**Problem requirements**
Print all the data below exactly, without images.

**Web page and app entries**
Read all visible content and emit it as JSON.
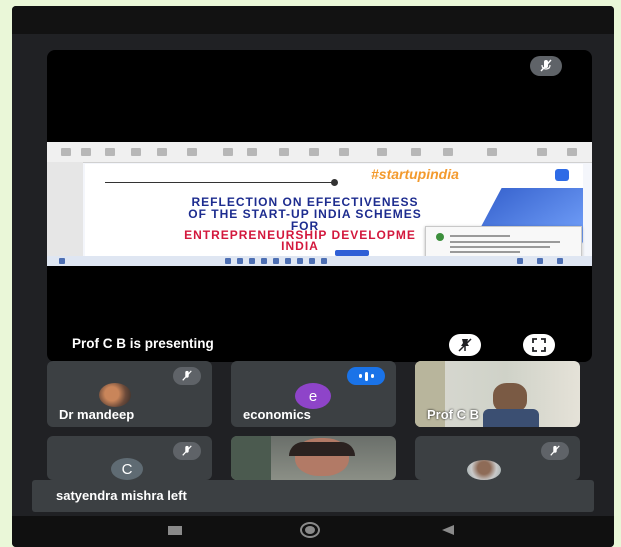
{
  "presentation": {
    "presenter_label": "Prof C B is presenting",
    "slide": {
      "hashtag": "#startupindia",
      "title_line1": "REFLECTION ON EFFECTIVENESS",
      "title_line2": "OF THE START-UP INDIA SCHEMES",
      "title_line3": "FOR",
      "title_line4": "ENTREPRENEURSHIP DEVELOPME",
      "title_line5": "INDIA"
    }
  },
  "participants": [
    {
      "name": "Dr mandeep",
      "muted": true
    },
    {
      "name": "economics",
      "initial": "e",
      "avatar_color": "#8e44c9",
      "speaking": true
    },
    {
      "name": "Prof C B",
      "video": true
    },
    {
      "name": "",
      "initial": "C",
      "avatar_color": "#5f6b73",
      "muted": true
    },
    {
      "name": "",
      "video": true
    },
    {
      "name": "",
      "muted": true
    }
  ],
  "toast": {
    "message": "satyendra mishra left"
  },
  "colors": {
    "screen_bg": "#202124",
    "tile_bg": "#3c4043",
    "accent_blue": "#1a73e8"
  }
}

**Solution to this exercise**
Read all visible content and emit it as JSON.
{
  "presentation": {
    "presenter_label": "Prof C B is presenting",
    "slide": {
      "hashtag": "#startupindia",
      "title_line1": "REFLECTION ON EFFECTIVENESS",
      "title_line2": "OF THE START-UP INDIA SCHEMES",
      "title_line3": "FOR",
      "title_line4": "ENTREPRENEURSHIP DEVELOPME",
      "title_line5": "INDIA"
    }
  },
  "participants": [
    {
      "name": "Dr mandeep",
      "muted": true
    },
    {
      "name": "economics",
      "initial": "e",
      "avatar_color": "#8e44c9",
      "speaking": true
    },
    {
      "name": "Prof C B",
      "video": true
    },
    {
      "name": "",
      "initial": "C",
      "avatar_color": "#5f6b73",
      "muted": true
    },
    {
      "name": "",
      "video": true
    },
    {
      "name": "",
      "muted": true
    }
  ],
  "toast": {
    "message": "satyendra mishra left"
  },
  "colors": {
    "screen_bg": "#202124",
    "tile_bg": "#3c4043",
    "accent_blue": "#1a73e8"
  }
}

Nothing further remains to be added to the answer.